This is true too, but since I started actually doing that I’ve become less hardline/black and white because when you take the bible as a whole narrative you can start to see that the journey we are all on with God is winding and yes, grey at times, but ultimately he is taking us always to a place of less judgement, more mercy, more listening, more self-awareness and more real love in action. Making already marginalised people feel so disgusting they kill themselves because you want to tell “the truth” is not the kind of loving action Jesus ever took. And maybe that is a hard truth.
So then people should be stoned for eating shrimp and bacon? Because the Old Testament is very clear on multiple occasions about its problems with shellfish and pork, much more clear than it is in the one verse that deals with homosexuality.
Also it calls for rebellious teenagers to be stoned, if all teenagers rebel should we then interpret the bible’s black and white truth to murder all our children?
Jon, thanks for your comment. The New Testament clearly lists homosexual sex in a group of many other things that I think you’ll agree are sins. ( 1 Corinthians 6:9-10) As for the Old Testament scriptures that you’re referring to, Jesus’ coming changed a lot of things. You might find this article helpful: https://theresurgence.com/2013/08/13/the-beginners-guide-to-interpreting-old-testament-law Thanks for reading!
So glad I found your blog! Thank you and may the Lord bless you as you continue to speak His truth in love.
Thank you, Tina! I’m so glad you found it, too!

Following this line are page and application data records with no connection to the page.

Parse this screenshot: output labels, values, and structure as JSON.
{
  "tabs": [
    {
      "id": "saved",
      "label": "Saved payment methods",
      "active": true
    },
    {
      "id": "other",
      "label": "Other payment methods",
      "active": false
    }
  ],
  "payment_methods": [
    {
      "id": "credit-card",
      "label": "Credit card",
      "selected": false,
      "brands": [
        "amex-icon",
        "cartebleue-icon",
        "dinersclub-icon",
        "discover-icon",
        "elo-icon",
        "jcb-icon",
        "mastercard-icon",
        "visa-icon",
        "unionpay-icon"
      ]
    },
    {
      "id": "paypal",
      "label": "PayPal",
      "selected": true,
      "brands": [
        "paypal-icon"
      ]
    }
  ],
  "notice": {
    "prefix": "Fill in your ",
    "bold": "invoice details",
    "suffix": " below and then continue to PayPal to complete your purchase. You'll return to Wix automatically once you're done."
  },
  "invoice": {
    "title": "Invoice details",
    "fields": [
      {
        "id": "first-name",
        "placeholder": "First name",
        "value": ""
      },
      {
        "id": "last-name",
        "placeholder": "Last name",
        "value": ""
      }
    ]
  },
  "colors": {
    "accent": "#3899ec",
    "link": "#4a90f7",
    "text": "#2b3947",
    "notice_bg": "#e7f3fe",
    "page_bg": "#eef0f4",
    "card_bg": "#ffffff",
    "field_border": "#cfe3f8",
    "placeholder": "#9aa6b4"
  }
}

Love everyone who needs God. Find me someone who doesn’t need God…when you can’t you’ll realize everyone needs loving. I agree, can’t be luke warm or grey in faith. ‘‘I know your works: you are neither cold nor hot. Would that you were either cold or hot! So, because you are lukewarm, and neither hot nor cold, I will spit you out of my mouth.” Rev 3:15-16
I do sort of agree with you but I note that criticism of religion was a pretty giant part of all that truth telling jesus and all the prophets were doing. And a lot of the time they were saying prrtty similar stuff to what you are talking about here. Taking care of the oppressed and those who are seen to be outcasts/sinners, and criticising the church for not doing so was generally the message.
Well said, Melissa!